§ **WORK TO BE COMPLETED**:
Please copy every line with the string "name" from the entries below.

──────────────────────────────

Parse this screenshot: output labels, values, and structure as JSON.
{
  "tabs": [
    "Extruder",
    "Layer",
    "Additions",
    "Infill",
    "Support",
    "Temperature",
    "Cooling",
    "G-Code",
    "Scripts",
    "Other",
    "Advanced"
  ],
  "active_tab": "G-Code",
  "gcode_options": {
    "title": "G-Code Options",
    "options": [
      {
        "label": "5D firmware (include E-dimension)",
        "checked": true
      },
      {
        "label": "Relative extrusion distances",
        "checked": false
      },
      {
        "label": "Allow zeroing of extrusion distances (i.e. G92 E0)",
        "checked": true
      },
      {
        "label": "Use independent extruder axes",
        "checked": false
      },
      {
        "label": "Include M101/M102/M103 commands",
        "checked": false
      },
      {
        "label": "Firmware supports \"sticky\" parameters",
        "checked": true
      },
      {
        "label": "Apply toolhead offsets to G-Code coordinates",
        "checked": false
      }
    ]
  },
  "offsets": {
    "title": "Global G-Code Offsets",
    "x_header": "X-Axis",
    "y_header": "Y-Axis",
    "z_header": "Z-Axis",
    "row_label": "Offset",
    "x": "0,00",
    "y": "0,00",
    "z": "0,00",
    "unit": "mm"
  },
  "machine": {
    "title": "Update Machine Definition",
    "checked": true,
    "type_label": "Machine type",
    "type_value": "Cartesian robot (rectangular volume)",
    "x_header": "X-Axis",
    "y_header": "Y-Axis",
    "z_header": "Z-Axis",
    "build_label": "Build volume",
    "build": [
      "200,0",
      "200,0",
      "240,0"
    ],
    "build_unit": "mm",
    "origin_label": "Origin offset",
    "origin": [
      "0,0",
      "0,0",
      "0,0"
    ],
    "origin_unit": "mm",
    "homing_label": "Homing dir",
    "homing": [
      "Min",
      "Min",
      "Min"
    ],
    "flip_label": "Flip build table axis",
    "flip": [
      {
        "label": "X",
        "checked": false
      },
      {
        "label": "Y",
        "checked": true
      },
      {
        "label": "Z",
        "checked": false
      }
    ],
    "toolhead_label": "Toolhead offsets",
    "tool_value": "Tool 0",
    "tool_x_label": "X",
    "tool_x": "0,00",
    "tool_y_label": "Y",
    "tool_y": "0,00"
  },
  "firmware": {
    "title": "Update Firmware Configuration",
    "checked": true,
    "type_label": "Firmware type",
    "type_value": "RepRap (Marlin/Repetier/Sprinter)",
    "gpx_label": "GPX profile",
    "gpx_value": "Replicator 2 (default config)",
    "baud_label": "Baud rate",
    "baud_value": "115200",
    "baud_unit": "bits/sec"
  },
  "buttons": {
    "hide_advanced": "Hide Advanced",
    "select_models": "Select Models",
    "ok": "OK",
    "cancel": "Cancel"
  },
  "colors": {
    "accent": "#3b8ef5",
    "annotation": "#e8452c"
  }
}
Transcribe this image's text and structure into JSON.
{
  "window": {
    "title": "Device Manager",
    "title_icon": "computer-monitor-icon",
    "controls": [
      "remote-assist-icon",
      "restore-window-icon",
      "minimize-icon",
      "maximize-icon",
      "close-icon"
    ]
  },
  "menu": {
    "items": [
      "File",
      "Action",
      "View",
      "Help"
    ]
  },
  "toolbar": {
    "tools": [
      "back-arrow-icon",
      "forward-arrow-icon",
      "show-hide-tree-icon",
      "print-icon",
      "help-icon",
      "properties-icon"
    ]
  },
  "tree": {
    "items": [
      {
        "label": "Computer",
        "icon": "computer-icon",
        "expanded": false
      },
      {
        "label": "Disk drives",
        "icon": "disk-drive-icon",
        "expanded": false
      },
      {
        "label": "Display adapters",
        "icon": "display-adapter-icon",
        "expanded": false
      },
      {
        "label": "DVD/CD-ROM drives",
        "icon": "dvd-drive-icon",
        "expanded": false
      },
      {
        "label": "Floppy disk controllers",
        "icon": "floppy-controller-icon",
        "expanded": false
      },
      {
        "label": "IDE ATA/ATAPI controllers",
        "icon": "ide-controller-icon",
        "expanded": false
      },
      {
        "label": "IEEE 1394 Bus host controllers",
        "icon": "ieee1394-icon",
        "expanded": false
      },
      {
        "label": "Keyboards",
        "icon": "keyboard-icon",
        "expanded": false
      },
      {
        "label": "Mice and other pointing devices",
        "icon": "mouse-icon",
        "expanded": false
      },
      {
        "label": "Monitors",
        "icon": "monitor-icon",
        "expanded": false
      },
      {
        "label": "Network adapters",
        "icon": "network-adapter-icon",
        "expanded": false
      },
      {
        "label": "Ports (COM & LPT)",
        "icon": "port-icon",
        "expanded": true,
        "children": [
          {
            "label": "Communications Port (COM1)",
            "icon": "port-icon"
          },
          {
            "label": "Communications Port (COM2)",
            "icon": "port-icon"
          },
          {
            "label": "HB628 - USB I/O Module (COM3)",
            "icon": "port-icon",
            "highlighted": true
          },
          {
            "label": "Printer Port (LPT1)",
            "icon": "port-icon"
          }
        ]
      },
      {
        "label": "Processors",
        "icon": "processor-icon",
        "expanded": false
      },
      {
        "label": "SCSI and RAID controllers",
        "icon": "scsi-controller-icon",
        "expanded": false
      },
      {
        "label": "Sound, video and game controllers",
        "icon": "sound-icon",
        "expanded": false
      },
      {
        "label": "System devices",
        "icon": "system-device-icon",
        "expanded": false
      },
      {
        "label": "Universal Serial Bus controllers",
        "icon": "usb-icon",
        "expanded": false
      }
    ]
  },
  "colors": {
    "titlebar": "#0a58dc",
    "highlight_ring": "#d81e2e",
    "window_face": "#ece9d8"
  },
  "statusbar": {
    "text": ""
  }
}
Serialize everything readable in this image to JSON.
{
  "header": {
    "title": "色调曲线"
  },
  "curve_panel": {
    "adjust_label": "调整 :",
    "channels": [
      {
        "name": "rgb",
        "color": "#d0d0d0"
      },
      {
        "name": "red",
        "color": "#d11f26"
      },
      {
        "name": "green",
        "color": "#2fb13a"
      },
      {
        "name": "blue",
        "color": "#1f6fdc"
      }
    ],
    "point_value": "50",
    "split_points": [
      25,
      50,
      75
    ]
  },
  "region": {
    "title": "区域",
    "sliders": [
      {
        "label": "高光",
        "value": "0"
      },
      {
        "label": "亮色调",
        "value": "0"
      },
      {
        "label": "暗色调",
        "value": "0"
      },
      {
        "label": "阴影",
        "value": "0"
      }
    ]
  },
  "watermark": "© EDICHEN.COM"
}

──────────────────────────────

§ **ANSWER SPACE**:
        "name": "rgb",
        "name": "red",
        "name": "green",
        "name": "blue",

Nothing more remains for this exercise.